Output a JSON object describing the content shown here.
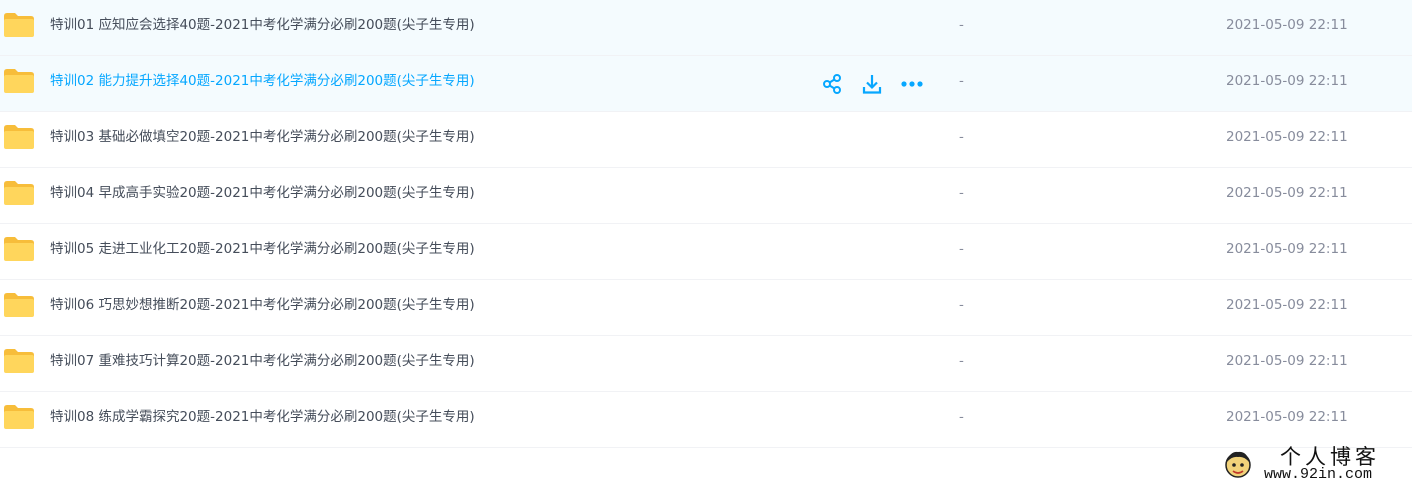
{
  "files": [
    {
      "name": "特训01 应知应会选择40题-2021中考化学满分必刷200题(尖子生专用)",
      "size": "-",
      "modified": "2021-05-09 22:11"
    },
    {
      "name": "特训02 能力提升选择40题-2021中考化学满分必刷200题(尖子生专用)",
      "size": "-",
      "modified": "2021-05-09 22:11"
    },
    {
      "name": "特训03 基础必做填空20题-2021中考化学满分必刷200题(尖子生专用)",
      "size": "-",
      "modified": "2021-05-09 22:11"
    },
    {
      "name": "特训04 早成高手实验20题-2021中考化学满分必刷200题(尖子生专用)",
      "size": "-",
      "modified": "2021-05-09 22:11"
    },
    {
      "name": "特训05 走进工业化工20题-2021中考化学满分必刷200题(尖子生专用)",
      "size": "-",
      "modified": "2021-05-09 22:11"
    },
    {
      "name": "特训06 巧思妙想推断20题-2021中考化学满分必刷200题(尖子生专用)",
      "size": "-",
      "modified": "2021-05-09 22:11"
    },
    {
      "name": "特训07 重难技巧计算20题-2021中考化学满分必刷200题(尖子生专用)",
      "size": "-",
      "modified": "2021-05-09 22:11"
    },
    {
      "name": "特训08 练成学霸探究20题-2021中考化学满分必刷200题(尖子生专用)",
      "size": "-",
      "modified": "2021-05-09 22:11"
    }
  ],
  "row_actions": [
    "share-icon",
    "download-icon",
    "more-icon"
  ],
  "colors": {
    "accent": "#06a7ff",
    "folder": "#ffd65c",
    "folder_tab": "#f7bd3a",
    "hover_bg": "#f4fbfe",
    "text": "#454d5a",
    "muted": "#878c9c"
  },
  "watermark": {
    "title": "个人博客",
    "url": "www.92in.com"
  }
}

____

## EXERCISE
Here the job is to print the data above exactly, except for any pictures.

## RESULT FOR THIS TASK
Output a JSON object describing the content shown here.
{
  "files": [
    {
      "name": "特训01 应知应会选择40题-2021中考化学满分必刷200题(尖子生专用)",
      "size": "-",
      "modified": "2021-05-09 22:11"
    },
    {
      "name": "特训02 能力提升选择40题-2021中考化学满分必刷200题(尖子生专用)",
      "size": "-",
      "modified": "2021-05-09 22:11"
    },
    {
      "name": "特训03 基础必做填空20题-2021中考化学满分必刷200题(尖子生专用)",
      "size": "-",
      "modified": "2021-05-09 22:11"
    },
    {
      "name": "特训04 早成高手实验20题-2021中考化学满分必刷200题(尖子生专用)",
      "size": "-",
      "modified": "2021-05-09 22:11"
    },
    {
      "name": "特训05 走进工业化工20题-2021中考化学满分必刷200题(尖子生专用)",
      "size": "-",
      "modified": "2021-05-09 22:11"
    },
    {
      "name": "特训06 巧思妙想推断20题-2021中考化学满分必刷200题(尖子生专用)",
      "size": "-",
      "modified": "2021-05-09 22:11"
    },
    {
      "name": "特训07 重难技巧计算20题-2021中考化学满分必刷200题(尖子生专用)",
      "size": "-",
      "modified": "2021-05-09 22:11"
    },
    {
      "name": "特训08 练成学霸探究20题-2021中考化学满分必刷200题(尖子生专用)",
      "size": "-",
      "modified": "2021-05-09 22:11"
    }
  ],
  "row_actions": [
    "share-icon",
    "download-icon",
    "more-icon"
  ],
  "colors": {
    "accent": "#06a7ff",
    "folder": "#ffd65c",
    "folder_tab": "#f7bd3a",
    "hover_bg": "#f4fbfe",
    "text": "#454d5a",
    "muted": "#878c9c"
  },
  "watermark": {
    "title": "个人博客",
    "url": "www.92in.com"
  }
}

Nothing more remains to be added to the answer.